DESCRIPTION OF THE TASK: Extract all lines in the data that contain the word "Tipo".

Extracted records
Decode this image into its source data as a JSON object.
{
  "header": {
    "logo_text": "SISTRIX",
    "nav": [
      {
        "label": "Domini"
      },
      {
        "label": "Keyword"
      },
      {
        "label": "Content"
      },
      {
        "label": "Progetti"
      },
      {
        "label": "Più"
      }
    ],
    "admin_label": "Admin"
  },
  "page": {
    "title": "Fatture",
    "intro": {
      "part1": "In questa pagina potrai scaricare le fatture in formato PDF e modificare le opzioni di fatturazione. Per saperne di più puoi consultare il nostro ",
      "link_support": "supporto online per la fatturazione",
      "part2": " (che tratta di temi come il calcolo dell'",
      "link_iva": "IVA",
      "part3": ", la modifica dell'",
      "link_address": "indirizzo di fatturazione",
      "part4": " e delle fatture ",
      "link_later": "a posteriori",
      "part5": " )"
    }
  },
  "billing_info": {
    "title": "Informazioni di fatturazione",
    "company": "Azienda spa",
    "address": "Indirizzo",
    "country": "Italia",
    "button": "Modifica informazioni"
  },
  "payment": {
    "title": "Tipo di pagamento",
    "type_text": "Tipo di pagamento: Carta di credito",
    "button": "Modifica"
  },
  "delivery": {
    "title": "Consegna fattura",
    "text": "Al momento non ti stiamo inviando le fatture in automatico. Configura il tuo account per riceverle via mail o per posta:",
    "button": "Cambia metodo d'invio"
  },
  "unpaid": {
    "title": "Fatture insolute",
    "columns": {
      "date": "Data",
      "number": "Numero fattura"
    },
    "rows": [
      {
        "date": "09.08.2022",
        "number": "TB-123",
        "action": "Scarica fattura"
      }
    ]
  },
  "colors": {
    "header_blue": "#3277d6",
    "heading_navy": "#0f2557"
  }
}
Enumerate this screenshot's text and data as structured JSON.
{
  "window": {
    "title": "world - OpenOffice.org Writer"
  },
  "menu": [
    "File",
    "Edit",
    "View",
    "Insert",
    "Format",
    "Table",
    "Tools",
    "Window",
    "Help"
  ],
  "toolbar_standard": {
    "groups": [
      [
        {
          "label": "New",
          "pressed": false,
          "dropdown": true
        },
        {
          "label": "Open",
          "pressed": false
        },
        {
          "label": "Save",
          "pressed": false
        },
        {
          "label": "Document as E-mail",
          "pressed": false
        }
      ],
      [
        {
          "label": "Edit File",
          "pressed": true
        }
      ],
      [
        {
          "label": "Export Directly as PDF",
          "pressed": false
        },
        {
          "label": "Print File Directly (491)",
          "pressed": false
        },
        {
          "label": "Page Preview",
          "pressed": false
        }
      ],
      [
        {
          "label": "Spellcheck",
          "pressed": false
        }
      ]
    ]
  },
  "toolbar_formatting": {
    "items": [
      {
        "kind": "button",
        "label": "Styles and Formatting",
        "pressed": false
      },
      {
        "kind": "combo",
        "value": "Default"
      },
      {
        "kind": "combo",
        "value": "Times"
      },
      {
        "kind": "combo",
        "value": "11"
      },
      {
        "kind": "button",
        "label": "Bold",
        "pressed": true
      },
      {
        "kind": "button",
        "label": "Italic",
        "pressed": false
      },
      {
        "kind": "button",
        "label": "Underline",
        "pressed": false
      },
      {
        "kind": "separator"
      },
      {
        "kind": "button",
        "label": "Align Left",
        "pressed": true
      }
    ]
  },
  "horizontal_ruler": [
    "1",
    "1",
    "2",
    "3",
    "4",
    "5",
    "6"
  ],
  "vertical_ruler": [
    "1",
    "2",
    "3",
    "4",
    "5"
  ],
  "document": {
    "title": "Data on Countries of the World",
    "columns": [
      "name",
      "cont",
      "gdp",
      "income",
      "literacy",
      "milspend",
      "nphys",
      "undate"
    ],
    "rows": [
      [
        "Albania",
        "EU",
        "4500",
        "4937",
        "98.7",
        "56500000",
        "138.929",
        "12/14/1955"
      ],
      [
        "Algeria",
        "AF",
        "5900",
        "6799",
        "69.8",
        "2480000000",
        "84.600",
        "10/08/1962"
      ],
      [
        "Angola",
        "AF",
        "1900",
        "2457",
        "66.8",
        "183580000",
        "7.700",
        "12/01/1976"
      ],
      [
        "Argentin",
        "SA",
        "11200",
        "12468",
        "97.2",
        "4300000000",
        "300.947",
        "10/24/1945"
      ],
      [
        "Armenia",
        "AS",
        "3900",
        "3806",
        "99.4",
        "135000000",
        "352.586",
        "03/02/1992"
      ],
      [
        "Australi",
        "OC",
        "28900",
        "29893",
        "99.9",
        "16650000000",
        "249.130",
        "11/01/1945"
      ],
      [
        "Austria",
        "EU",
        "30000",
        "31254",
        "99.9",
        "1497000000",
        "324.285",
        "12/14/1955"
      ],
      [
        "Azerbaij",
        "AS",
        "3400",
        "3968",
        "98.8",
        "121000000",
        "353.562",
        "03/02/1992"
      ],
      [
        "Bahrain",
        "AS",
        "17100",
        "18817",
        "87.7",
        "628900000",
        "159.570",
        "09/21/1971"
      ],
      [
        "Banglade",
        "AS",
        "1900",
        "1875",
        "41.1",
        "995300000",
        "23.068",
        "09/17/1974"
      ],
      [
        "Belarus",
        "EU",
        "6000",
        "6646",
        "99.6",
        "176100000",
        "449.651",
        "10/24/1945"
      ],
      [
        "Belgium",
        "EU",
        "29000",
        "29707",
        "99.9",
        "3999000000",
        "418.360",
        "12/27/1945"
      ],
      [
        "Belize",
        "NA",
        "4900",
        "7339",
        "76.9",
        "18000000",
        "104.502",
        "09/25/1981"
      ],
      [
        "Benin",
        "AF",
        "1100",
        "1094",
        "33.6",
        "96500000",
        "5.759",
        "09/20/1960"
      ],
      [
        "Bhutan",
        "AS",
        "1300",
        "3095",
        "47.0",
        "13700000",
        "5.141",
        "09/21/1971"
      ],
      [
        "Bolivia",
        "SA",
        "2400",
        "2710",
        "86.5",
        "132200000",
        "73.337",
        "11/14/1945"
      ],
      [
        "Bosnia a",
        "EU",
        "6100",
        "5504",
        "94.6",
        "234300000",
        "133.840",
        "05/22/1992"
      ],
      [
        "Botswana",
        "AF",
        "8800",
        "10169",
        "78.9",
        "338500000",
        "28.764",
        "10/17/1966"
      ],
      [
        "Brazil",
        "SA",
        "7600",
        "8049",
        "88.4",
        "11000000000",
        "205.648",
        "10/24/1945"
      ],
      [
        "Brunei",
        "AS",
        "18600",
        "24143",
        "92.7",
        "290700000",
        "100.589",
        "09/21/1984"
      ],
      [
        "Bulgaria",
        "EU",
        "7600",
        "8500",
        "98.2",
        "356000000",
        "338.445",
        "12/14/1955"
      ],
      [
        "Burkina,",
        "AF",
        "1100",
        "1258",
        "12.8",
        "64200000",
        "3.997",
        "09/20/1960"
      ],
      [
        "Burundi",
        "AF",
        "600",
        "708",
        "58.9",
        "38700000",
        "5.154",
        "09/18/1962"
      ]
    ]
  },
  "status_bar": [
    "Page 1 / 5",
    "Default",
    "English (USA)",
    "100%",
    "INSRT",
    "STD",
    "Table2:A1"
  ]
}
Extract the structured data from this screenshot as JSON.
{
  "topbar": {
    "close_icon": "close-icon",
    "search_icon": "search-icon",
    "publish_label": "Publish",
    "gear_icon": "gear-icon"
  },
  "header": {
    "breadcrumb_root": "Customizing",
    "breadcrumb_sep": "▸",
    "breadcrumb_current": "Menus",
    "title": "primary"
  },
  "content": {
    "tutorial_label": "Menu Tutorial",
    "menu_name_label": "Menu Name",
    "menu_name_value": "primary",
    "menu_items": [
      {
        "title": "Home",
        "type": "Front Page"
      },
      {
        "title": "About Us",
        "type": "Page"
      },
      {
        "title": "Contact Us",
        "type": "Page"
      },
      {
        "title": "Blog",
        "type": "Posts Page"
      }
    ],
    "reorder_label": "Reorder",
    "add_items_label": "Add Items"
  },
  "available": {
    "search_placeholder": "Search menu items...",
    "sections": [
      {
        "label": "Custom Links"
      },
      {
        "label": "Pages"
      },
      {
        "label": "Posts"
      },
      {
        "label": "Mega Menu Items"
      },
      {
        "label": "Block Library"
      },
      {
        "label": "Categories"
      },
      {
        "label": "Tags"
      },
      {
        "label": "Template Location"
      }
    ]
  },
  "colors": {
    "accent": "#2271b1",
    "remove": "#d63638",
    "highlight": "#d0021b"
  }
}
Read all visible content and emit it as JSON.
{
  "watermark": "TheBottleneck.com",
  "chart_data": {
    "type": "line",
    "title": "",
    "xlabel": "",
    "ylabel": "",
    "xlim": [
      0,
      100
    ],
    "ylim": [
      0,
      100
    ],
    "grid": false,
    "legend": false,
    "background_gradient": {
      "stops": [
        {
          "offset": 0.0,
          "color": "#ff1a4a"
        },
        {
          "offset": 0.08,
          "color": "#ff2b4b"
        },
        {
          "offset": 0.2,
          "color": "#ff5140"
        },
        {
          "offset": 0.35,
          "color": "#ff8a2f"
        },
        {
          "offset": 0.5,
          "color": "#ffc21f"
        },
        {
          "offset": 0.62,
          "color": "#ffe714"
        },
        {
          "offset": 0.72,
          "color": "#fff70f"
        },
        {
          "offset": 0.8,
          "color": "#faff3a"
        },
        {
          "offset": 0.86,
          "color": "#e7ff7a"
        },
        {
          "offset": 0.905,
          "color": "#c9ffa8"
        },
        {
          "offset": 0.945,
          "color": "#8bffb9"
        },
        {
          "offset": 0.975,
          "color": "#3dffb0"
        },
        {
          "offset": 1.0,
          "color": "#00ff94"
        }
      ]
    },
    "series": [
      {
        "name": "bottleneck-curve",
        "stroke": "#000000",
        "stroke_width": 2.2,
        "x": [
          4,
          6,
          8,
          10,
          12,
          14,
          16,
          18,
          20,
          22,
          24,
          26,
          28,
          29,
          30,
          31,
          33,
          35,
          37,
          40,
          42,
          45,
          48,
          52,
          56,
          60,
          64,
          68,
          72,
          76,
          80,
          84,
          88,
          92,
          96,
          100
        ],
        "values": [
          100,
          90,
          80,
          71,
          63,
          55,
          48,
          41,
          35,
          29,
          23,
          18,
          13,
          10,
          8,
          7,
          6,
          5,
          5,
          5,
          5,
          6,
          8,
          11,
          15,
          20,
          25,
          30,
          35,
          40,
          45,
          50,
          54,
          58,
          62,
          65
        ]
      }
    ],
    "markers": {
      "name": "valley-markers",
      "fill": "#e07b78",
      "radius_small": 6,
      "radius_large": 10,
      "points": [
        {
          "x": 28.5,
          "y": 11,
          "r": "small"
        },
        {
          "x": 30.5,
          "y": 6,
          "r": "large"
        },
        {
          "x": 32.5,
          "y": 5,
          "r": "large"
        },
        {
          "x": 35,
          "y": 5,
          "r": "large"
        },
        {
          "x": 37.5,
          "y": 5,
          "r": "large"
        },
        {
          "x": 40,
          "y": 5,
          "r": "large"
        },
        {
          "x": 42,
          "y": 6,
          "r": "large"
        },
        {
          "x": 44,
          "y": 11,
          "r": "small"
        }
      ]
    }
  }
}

ANSWER BOX:
    "title": "Tipo di pagamento",
    "type_text": "Tipo di pagamento: Carta di credito",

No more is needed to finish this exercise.